Describing what hospice and palliative medicine specialists do is an evolving challenge, as evidenced by the many different ways the doctors explain their work. Unlike many other medical specialties, there’s no simple one- or two-word description, like “heart surgeon” or “cancer specialist.” “They relieve symptoms” is far too narrow, but also too broad. Don’t most doctors relieve symptoms? And, what about all the other care they provide: the help with decision making and navigating the system, the coordination of care, the support for families?
Just summarizing the breadth of care is challenging enough, but of course, there’s another challenge. The heart surgeon fixes the heart. The cancer specialist attacks the cancer. HPM doctors don’t cure. They provide the care that helps the surgeon and the oncologist cure, and that helps the patient endure the cure.

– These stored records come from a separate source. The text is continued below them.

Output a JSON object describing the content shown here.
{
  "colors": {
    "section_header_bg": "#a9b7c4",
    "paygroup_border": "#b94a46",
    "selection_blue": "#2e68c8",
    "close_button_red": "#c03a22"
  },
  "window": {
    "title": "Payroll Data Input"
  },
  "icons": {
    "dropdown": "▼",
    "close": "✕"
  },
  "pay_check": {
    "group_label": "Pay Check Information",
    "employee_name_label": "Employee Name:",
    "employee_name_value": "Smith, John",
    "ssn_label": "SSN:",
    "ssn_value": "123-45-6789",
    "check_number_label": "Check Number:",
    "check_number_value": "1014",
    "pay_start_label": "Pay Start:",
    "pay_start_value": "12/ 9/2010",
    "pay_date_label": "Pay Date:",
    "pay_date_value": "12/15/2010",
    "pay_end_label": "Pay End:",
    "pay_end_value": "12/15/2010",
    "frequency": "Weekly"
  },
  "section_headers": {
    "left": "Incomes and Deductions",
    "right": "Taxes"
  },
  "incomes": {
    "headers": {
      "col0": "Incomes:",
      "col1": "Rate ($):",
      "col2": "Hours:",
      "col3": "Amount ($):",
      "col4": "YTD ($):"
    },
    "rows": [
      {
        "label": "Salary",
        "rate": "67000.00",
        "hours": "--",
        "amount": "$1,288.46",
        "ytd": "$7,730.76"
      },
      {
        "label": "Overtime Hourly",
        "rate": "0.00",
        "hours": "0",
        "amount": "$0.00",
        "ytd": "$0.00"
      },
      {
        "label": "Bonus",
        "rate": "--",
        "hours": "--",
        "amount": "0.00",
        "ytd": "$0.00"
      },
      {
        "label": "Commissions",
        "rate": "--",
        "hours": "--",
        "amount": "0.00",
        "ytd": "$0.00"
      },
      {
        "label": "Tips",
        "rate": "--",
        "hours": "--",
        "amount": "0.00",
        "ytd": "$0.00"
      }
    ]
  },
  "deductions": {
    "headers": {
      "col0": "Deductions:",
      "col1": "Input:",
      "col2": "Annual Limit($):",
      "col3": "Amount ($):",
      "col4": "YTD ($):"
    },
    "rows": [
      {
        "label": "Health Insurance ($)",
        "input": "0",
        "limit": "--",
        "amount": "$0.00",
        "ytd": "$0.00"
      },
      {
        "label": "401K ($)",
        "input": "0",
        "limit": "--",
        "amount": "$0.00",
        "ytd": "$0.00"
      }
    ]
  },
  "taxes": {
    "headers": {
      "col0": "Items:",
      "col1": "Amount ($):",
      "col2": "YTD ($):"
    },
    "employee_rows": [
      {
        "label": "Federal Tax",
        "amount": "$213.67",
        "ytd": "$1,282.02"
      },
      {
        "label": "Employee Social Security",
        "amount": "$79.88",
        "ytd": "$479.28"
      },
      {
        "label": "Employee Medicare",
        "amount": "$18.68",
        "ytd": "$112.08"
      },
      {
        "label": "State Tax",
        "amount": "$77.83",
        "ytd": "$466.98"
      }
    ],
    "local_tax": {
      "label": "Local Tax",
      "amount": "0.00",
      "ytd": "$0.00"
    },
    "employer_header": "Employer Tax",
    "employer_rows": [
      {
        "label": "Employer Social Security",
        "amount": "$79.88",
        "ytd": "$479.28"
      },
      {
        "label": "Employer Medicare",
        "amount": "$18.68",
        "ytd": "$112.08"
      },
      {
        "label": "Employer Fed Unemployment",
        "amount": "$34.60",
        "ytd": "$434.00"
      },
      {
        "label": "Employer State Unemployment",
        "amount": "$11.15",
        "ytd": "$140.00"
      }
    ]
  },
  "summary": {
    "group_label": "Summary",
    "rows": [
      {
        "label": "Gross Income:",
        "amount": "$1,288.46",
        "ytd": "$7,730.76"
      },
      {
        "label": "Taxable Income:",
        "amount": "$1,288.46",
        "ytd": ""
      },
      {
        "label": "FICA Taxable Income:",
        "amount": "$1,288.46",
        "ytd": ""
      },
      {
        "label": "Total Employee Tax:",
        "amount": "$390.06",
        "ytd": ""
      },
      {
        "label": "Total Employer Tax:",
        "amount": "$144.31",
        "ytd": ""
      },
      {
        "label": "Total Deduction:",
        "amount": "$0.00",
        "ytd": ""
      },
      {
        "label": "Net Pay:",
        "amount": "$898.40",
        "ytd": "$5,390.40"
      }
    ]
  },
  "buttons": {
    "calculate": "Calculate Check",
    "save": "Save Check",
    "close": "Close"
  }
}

And sometimes there is no cure. That’s when the HPM’s role takes on special meaning and ironically and frustratingly gets twisted into something negative: they withhold care, give up on the patient, hasten death. Of course, the opposite is true. They stay on the job when others have no more to offer. They continue, or begin, providing care when others have stopped. They’re passionate about controlling pain. Snappy phrases are tempting: “They don’t cure, they care.” “They never stop caring,” “Helping you endure, with or without a cure.” They’re simple, understandable and positive, and they don’t quite capture it.

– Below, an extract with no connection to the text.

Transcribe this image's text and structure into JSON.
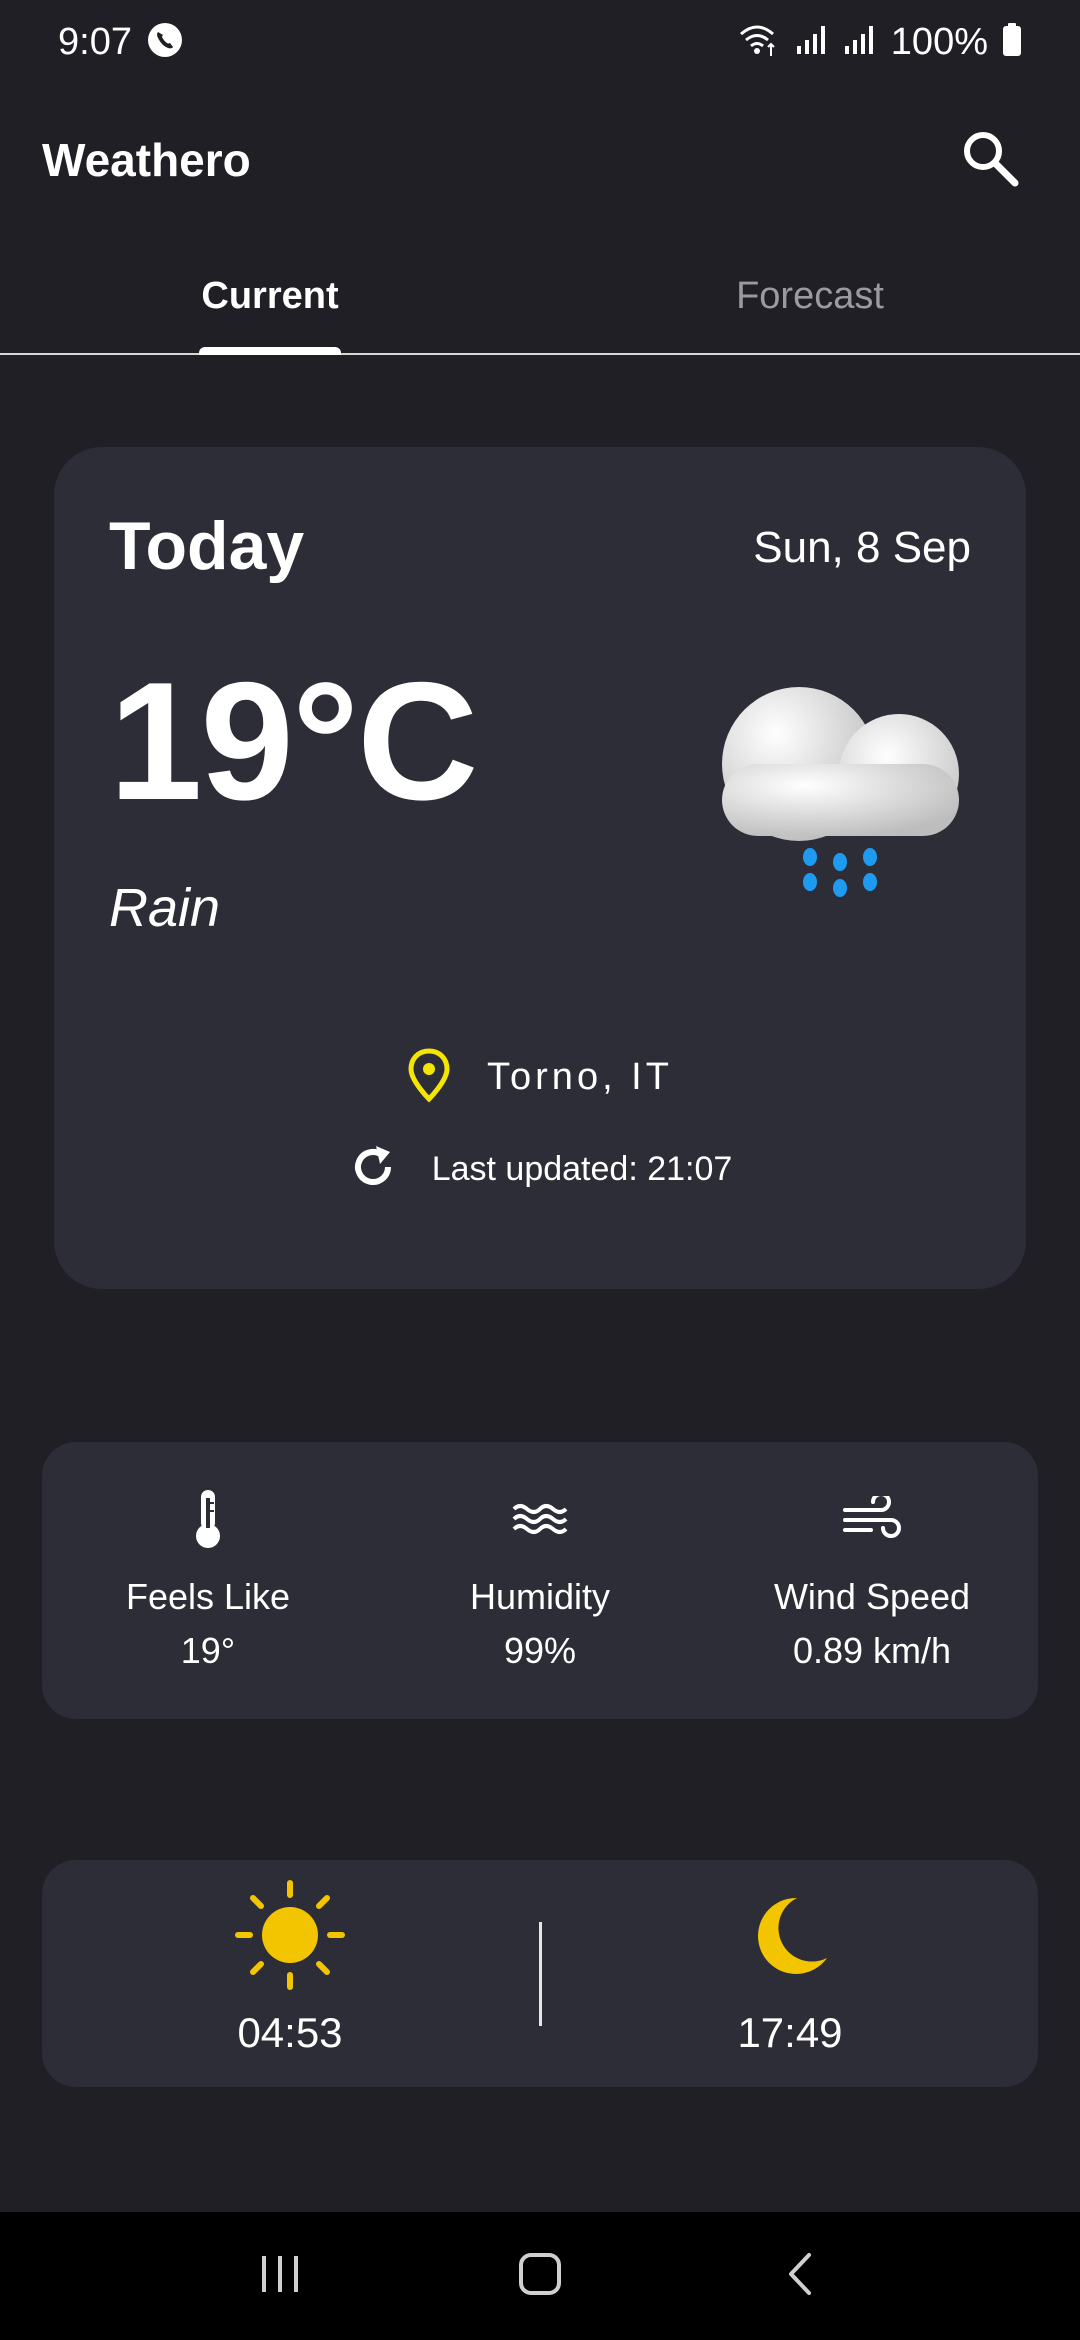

by Katie Macaluso, AAHPM Quarterly Managing Editor
If you’re a member of AAHPM, you should be spotting a copy of the fall issue of AAHPM Quarterly in your mailbox any day now (if it hasn’t arrived already). Pick up this issue to learn more about the 2012 Annual Assembly, certification deadlines, advocacy efforts, and where palliative care falls in the readmissions boom (a feature article by Larry Beresford).
One standout article in the fall issue is “A Lasting Gift: Organ Donation” by Lucille Marchand, MD BSN. In this Art of Caring column, Dr. Marchand discusses one patient’s struggle to plan for organ donation upon his death. The patient was diagnosed with end-stage amyotrophic lateral sclerosis (ALS) and hoped to find meaning in his early death through the gift of organ donation. As the patient and his hospice team worked to develop a plan that would allow for a comfortable death for him and the successful harvesting of organs, it became clear that too many risk factors might prevent organ donation from being a viable option for him. Read the full article here.
Helping patients achieve their final wishes is so important to all involved in the interdisciplinary team. Have you encountered a similar situation to this one? How was it resolved? Do you have advice for your colleagues in hospice and palliative medicine?